(Beginning of SOURCE INFORMATION)
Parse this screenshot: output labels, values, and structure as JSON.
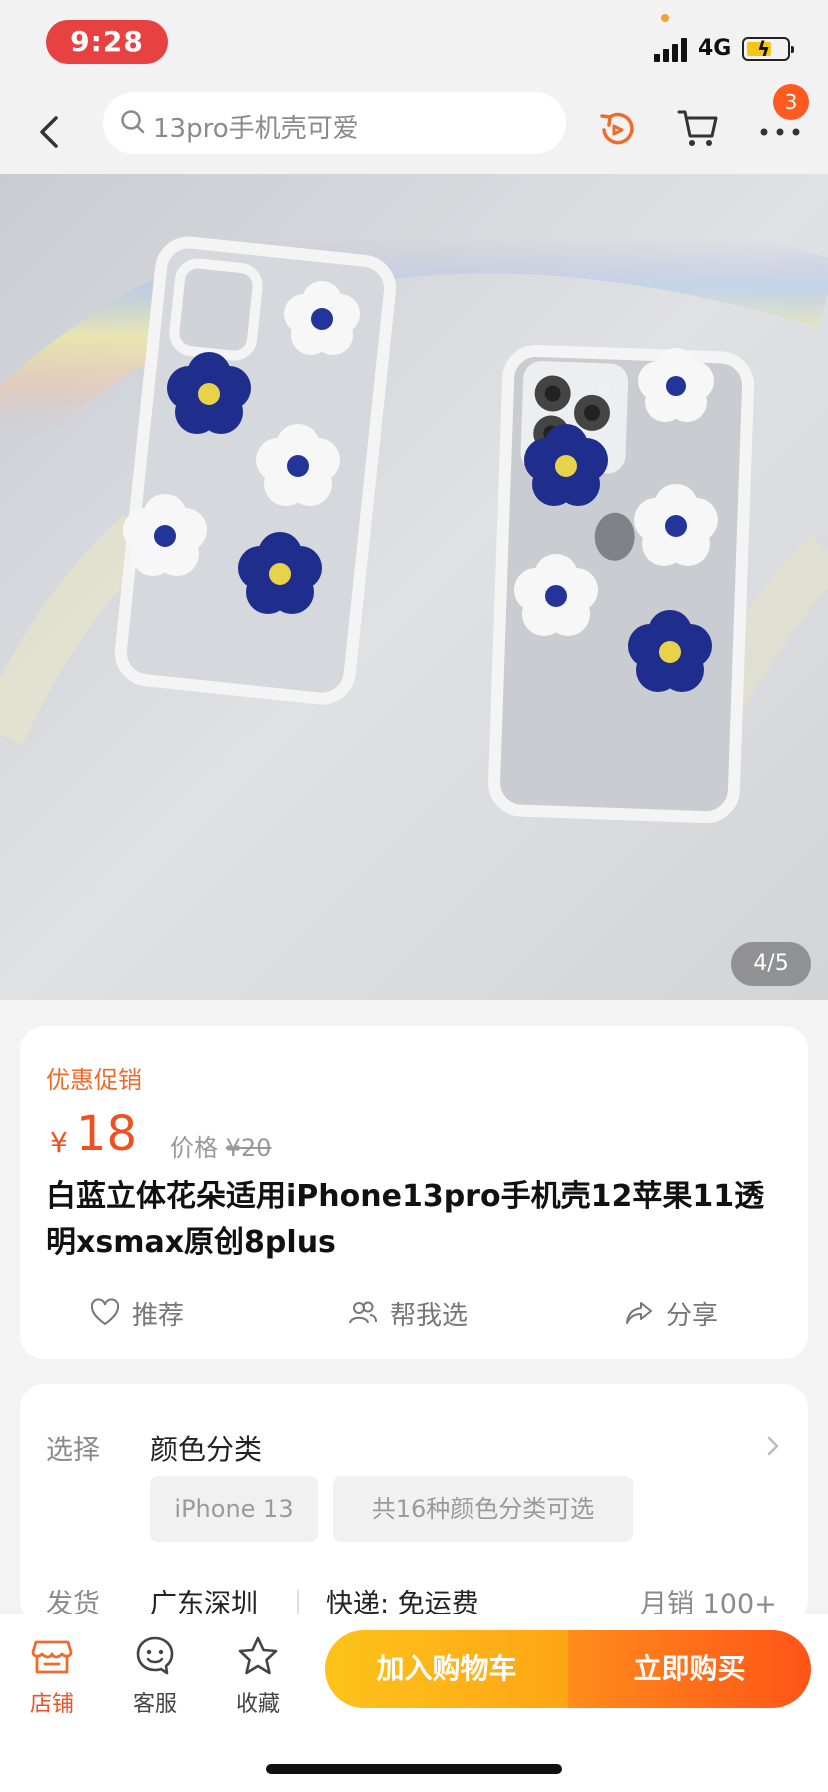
{
  "status_bar": {
    "time": "9:28",
    "network": "4G"
  },
  "header": {
    "search_text": "13pro手机壳可爱",
    "more_badge": "3"
  },
  "gallery": {
    "page_counter": "4/5"
  },
  "product": {
    "promo_label": "优惠促销",
    "currency": "¥",
    "price": "18",
    "orig_price_label": "价格 ",
    "orig_price": "¥20",
    "title": "白蓝立体花朵适用iPhone13pro手机壳12苹果11透明xsmax原创8plus",
    "actions": {
      "recommend": "推荐",
      "help_choose": "帮我选",
      "share": "分享"
    }
  },
  "options": {
    "select_label": "选择",
    "select_title": "颜色分类",
    "chips": [
      "iPhone 13",
      "共16种颜色分类可选"
    ],
    "ship_label": "发货",
    "ship_city": "广东深圳",
    "ship_express": "快递: 免运费",
    "monthly_sales": "月销  100+"
  },
  "bottom_bar": {
    "shop": "店铺",
    "service": "客服",
    "favorite": "收藏",
    "add_to_cart": "加入购物车",
    "buy_now": "立即购买"
  },
  "colors": {
    "accent": "#ee5022",
    "cart_button": "#fdc31a",
    "buy_button": "#ff5418",
    "time_pill": "#e84141"
  }
}
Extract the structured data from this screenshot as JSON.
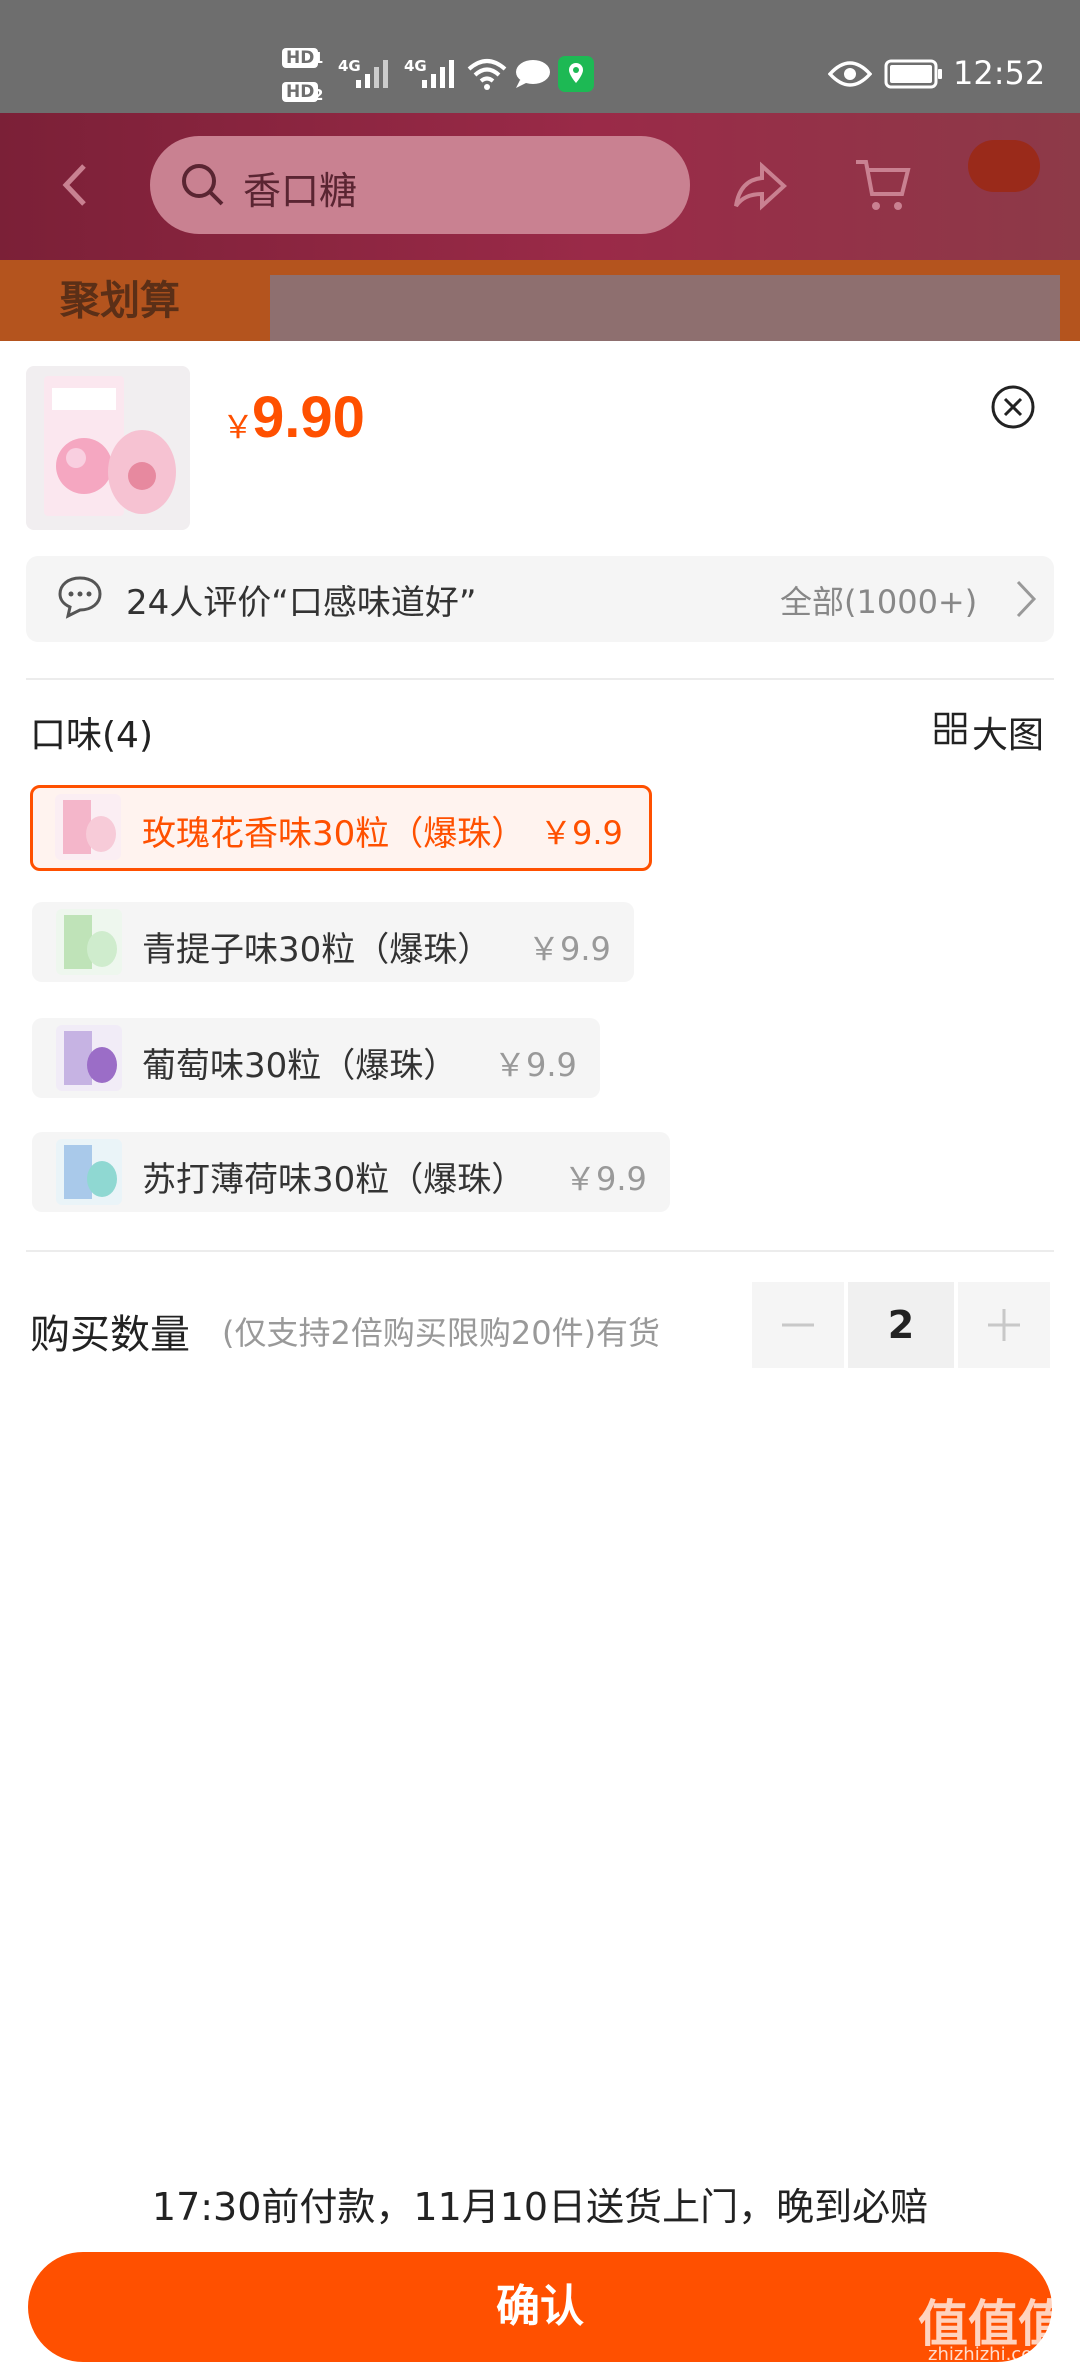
{
  "status_bar": {
    "hd1": "HD",
    "hd1_sub": "1",
    "hd2": "HD",
    "hd2_sub": "2",
    "net1": "4G",
    "net2": "4G",
    "time": "12:52"
  },
  "background_page": {
    "search_text": "香口糖",
    "banner_text": "聚划算"
  },
  "product": {
    "price_symbol": "￥",
    "price": "9.90"
  },
  "review": {
    "text": "24人评价“口感味道好”",
    "count": "全部(1000+)"
  },
  "flavor": {
    "label": "口味(4)",
    "big_image": "大图",
    "options": [
      {
        "label": "玫瑰花香味30粒（爆珠）",
        "price": "￥9.9",
        "selected": true
      },
      {
        "label": "青提子味30粒（爆珠）",
        "price": "￥9.9",
        "selected": false
      },
      {
        "label": "葡萄味30粒（爆珠）",
        "price": "￥9.9",
        "selected": false
      },
      {
        "label": "苏打薄荷味30粒（爆珠）",
        "price": "￥9.9",
        "selected": false
      }
    ]
  },
  "quantity": {
    "label": "购买数量",
    "note": "(仅支持2倍购买限购20件)有货",
    "value": "2",
    "minus": "−",
    "plus": "+"
  },
  "delivery_note": "17:30前付款，11月10日送货上门，晚到必赔",
  "confirm_label": "确认",
  "watermark": {
    "main": "值值值",
    "sub": "zhizhizhi.com"
  },
  "colors": {
    "accent": "#ff5000",
    "status_bar": "#6e6e6e"
  },
  "icons": [
    "back-icon",
    "search-icon",
    "share-icon",
    "cart-icon",
    "more-icon",
    "close-icon",
    "comment-icon",
    "chevron-right-icon",
    "grid-icon",
    "wifi-icon",
    "eye-icon",
    "battery-icon",
    "location-icon",
    "message-icon"
  ]
}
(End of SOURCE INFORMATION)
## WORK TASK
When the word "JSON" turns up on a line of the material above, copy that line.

## TASK RESPONSE
Parse this screenshot: output labels, values, and structure as JSON.
Extract the structured data from this screenshot as JSON.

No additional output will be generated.